Dedicated, at least in part, to the crocodile god Sobek, the temple was built on a bit of low land that juts out into the Nile. Real crocodiles, it is said, used to bask here, and mummified crocodiles were interred in crypts beneath the building. There is a small display of these just inside the main entrance.

While this structure hasn't stood the test of time as well as the Temple of Horus in Edfu, partly because it was built closer to the flood waters of the river, it has a particular charm. Apart from being the center of exalted rituals, it was also a place of healing, where ordinary people came to have their ailments tended to. If you look closely, you may still be able to find their graffiti scratched into the inside of the remains of the outer wall of the complex.

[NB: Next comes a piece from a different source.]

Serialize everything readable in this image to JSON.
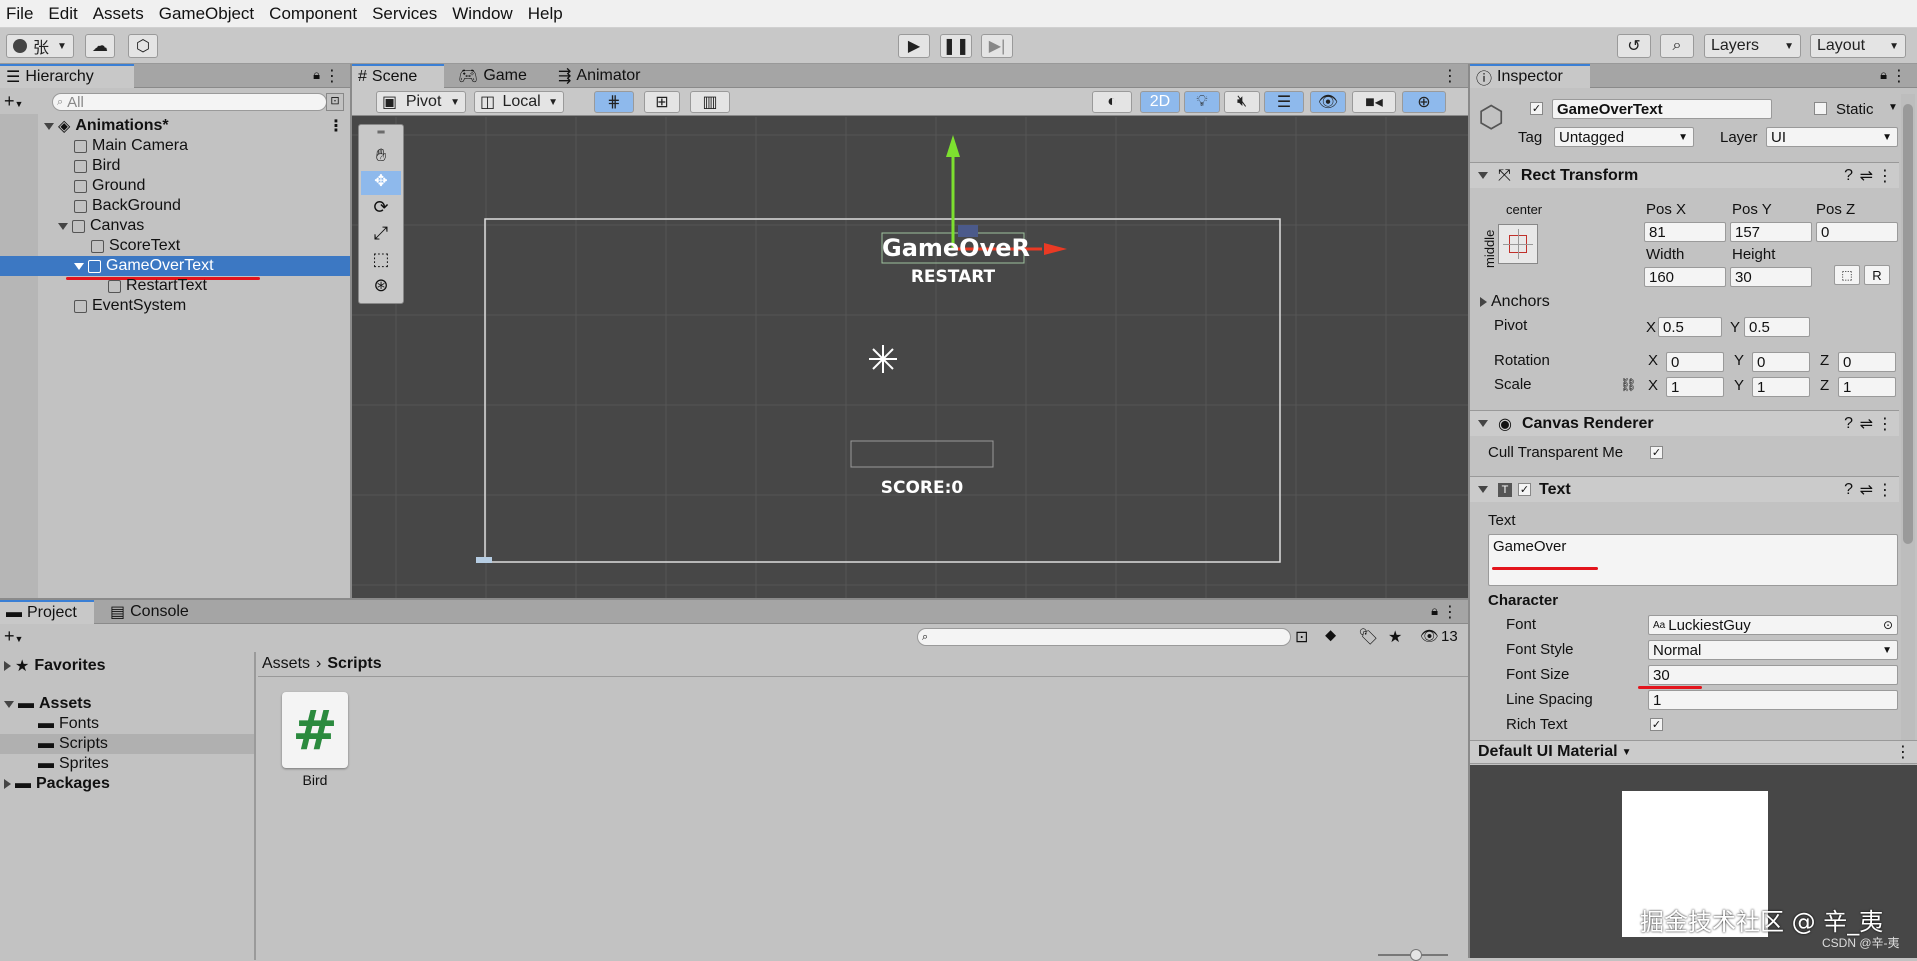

The unprepossessing town of Kom Ombo, which is about 4km (2 1/2 miles) from the temple, is about 40km (25 miles) from Aswan to the south and 175km (110 miles) from Luxor to the north. If you're not arriving on a cruise boat, the next best way to be moving is by private car. Steer clear of eating or staying in town.